▶ _Task objective_
The lines below that include the word "shortcut" are to be reported.

Dataset rows describing interfaces
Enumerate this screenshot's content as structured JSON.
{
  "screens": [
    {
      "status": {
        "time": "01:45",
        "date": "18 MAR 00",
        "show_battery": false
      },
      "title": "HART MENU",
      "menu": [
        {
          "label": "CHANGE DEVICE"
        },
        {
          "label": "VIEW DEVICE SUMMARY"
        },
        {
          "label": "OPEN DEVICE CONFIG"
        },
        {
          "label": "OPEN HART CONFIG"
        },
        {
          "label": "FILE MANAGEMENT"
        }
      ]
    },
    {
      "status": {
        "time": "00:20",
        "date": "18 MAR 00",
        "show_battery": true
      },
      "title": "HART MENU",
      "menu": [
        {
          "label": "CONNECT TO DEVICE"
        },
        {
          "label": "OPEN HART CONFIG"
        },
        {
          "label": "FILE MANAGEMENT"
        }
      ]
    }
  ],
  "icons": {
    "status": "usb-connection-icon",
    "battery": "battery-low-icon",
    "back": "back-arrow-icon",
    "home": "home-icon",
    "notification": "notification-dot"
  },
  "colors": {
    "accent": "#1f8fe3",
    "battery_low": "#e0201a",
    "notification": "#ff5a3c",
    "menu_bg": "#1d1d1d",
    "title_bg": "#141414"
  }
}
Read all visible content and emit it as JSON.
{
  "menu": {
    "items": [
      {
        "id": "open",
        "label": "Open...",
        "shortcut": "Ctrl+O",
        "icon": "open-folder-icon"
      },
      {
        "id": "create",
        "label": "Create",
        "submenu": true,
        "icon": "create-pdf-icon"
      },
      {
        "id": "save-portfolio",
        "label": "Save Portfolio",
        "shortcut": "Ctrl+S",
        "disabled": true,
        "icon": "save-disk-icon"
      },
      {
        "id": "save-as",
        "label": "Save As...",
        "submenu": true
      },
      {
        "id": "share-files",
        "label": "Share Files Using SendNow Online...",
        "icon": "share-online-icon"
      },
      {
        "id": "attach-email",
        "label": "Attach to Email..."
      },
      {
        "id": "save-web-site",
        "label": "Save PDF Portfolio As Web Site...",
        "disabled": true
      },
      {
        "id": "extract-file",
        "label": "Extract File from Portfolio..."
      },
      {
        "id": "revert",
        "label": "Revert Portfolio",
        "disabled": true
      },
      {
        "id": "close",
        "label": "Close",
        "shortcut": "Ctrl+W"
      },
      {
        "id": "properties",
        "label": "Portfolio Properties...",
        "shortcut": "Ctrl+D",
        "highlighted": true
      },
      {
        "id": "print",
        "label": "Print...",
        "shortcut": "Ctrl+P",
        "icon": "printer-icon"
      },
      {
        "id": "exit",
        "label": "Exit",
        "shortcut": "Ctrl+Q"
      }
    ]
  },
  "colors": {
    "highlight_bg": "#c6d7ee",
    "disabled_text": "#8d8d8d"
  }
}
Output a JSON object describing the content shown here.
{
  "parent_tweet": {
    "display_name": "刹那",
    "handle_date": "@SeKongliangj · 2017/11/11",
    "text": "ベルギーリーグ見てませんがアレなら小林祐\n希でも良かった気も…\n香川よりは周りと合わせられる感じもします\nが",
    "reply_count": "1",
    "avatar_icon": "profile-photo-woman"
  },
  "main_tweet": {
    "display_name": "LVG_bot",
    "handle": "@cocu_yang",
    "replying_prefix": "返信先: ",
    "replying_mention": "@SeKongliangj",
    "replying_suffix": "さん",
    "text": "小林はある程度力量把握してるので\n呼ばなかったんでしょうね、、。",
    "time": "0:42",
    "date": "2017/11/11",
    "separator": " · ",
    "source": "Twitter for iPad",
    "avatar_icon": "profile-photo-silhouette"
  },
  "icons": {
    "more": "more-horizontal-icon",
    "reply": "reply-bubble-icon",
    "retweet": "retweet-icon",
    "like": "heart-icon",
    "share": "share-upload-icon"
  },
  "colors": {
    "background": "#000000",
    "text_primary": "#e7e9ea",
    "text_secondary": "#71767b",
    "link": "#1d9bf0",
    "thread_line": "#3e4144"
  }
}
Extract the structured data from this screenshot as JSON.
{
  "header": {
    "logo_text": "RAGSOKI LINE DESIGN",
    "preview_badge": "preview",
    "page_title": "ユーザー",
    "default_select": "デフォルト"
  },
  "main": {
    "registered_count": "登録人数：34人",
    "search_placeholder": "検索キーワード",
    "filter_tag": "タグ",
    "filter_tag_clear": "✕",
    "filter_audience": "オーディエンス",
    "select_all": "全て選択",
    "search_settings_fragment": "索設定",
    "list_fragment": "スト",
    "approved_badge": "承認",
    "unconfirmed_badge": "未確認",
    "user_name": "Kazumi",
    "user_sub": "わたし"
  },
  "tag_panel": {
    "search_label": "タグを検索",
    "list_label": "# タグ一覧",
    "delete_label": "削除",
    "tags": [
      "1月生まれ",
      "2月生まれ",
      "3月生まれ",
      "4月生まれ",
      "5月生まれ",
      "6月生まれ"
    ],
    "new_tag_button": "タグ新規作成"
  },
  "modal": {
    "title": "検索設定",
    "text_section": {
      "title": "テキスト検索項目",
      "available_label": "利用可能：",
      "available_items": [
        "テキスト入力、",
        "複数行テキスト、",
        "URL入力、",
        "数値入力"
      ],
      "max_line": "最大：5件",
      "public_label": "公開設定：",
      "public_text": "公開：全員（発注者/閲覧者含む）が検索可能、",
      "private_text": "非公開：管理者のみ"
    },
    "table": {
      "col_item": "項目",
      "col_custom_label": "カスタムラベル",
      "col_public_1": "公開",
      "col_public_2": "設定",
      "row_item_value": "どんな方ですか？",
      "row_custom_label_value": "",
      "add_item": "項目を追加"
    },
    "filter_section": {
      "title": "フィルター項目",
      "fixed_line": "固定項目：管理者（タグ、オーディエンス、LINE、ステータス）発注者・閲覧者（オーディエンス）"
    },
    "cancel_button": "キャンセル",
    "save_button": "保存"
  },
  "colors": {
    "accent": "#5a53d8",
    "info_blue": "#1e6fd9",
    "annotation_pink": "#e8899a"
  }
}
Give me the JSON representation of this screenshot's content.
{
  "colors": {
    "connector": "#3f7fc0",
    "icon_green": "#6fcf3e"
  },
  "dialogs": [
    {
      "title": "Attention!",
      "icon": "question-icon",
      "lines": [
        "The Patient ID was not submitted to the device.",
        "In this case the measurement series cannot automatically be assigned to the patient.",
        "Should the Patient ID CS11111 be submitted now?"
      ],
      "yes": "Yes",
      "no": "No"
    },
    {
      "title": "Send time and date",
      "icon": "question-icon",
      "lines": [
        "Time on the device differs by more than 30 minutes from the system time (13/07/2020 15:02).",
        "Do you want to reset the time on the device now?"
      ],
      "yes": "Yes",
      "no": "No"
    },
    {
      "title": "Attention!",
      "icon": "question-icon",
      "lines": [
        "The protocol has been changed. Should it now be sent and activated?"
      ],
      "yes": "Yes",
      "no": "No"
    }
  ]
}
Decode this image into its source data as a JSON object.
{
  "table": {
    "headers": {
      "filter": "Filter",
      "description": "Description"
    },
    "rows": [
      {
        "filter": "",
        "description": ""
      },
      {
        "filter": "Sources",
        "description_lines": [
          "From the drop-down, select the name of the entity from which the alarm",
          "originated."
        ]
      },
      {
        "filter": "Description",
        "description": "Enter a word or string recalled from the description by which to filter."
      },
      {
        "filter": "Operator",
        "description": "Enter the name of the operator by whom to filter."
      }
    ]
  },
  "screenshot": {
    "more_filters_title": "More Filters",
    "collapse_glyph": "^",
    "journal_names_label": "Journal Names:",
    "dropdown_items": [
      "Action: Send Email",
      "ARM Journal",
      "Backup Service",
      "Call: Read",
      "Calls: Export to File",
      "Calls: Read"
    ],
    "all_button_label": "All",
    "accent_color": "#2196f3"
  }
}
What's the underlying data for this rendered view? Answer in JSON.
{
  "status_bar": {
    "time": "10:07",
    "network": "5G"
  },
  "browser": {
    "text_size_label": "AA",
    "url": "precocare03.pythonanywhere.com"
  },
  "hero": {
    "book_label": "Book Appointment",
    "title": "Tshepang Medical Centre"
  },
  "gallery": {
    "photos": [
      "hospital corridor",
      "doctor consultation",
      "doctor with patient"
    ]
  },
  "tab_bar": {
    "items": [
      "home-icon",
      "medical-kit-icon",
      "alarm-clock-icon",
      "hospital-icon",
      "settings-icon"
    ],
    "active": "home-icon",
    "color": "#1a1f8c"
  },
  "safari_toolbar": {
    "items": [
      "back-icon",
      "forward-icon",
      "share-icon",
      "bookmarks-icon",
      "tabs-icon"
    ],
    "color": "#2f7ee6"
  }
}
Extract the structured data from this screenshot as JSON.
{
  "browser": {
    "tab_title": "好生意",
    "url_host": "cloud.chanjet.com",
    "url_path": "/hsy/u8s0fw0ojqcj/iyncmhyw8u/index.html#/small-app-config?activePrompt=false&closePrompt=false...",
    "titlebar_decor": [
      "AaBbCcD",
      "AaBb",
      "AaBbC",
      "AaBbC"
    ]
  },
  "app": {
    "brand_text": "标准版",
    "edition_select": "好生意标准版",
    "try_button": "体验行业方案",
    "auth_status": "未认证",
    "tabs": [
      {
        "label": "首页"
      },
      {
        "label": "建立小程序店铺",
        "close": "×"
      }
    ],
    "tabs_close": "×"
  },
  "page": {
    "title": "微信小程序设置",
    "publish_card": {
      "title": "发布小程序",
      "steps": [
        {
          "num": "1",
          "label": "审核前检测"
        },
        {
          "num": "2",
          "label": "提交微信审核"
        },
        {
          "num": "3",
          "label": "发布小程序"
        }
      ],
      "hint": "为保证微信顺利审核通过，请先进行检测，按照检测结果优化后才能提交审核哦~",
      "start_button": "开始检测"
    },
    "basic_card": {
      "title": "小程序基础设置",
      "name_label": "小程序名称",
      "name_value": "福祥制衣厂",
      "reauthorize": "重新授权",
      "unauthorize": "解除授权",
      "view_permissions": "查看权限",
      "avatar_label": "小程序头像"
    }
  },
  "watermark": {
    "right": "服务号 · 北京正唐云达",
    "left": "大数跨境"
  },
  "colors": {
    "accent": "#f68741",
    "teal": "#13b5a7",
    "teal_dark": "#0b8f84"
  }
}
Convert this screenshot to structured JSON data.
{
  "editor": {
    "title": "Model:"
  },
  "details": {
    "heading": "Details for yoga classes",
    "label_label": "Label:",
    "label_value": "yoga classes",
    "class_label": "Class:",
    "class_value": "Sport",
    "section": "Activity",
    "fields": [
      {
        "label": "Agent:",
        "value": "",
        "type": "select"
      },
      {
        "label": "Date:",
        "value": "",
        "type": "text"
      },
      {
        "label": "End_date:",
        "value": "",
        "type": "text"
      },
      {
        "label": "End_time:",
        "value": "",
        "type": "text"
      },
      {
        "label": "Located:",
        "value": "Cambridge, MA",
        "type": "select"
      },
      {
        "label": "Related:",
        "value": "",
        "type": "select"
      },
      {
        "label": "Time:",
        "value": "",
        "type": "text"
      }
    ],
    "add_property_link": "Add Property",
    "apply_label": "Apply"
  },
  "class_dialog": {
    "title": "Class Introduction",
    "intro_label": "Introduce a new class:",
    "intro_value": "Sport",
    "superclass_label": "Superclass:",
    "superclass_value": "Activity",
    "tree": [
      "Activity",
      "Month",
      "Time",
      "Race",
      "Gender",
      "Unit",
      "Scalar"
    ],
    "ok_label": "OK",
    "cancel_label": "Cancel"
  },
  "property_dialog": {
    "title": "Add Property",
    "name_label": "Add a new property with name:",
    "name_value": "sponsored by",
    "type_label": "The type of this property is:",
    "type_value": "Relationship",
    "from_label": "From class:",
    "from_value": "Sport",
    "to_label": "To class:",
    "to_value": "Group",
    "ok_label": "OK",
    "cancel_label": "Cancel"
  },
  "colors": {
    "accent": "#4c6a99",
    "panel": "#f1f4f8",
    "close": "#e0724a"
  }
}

▶ _Result of this exercise_
        "shortcut": "Ctrl+O",
        "shortcut": "Ctrl+S",
        "shortcut": "Ctrl+W"
        "shortcut": "Ctrl+D",
        "shortcut": "Ctrl+P",
        "shortcut": "Ctrl+Q"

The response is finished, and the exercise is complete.